The next shape is based upon the open G major chord and is the toughest of them all. Remember that I teach these lesser used barre chord shapes for two reasons, firstly to give you a wider range of shapes in your chord vocabulary and second, to show you how the fretboard works and how all the shapes are related to each other, so even if you are unable to physically play these chords, then at least you can see how they are related. Barre your first finger across all six strings and then carefully place your fingers into position to make each chord shape starting with the G shape barre chord and then the dominant seventh barre chord shape.
Now onto some easier and much more popular barre chord shapes all based upon the open D shape. Some of these chords don't actually require you to barre at all but I find it more comfortable to do so, the choice is yours. The previous chords based on the open C and G shapes were more for a theoretical purpose, but all the shapes below are definitely required learning and should be put to memory. Be sure to follow the fingering advice under each chord shape and gradually go through and learn each one.
And now for some suspended D shape barre chords to round off this lesson.
Well I hope this lesson has broadened your harmonic horizons and helped you see exactly how chord shapes are related to one another.
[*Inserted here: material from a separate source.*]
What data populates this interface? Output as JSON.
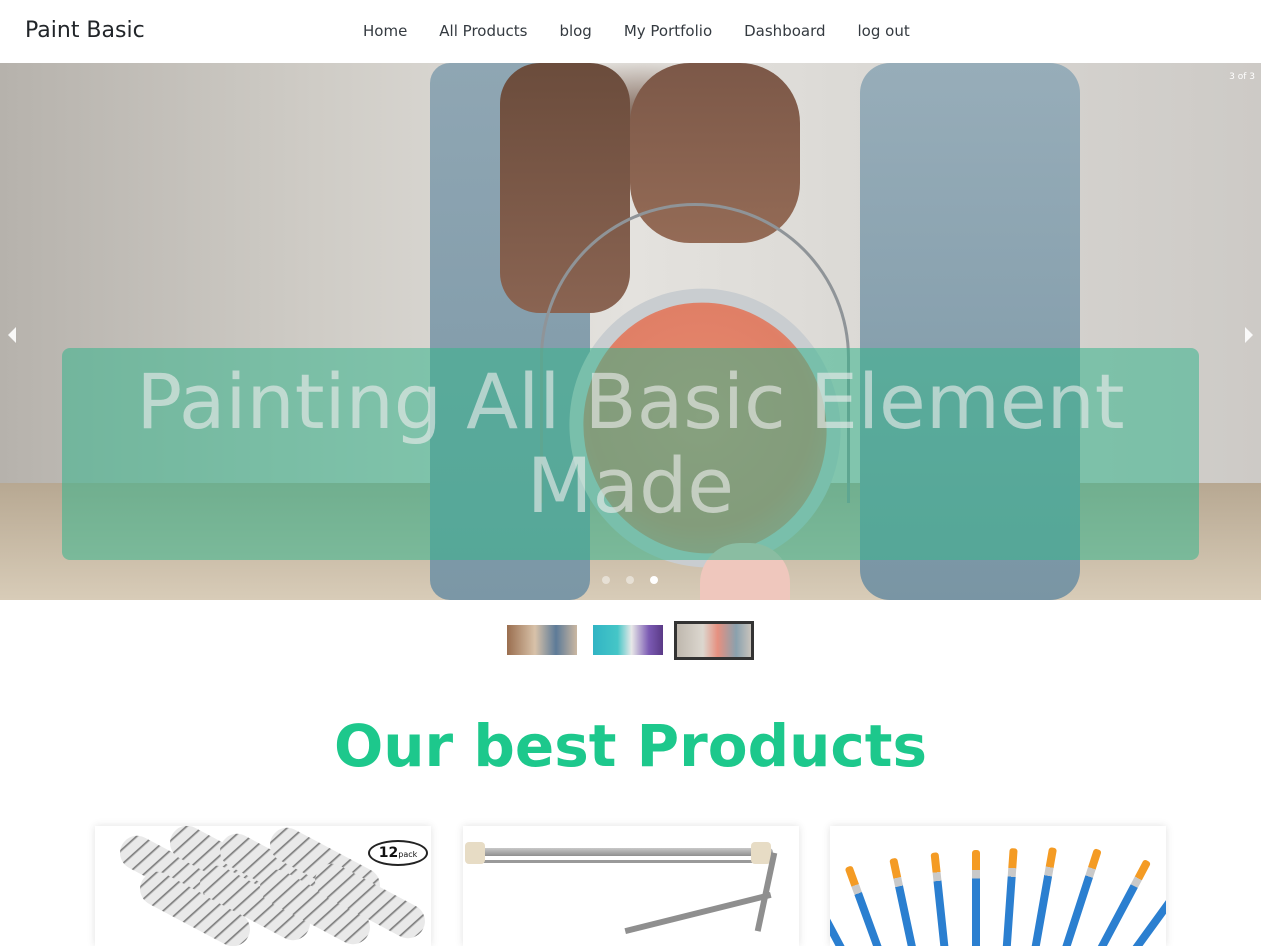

You might need to come back to this page to learn all the chords, or you could print the images and have them on hand anytime.
Cheers & enjoy!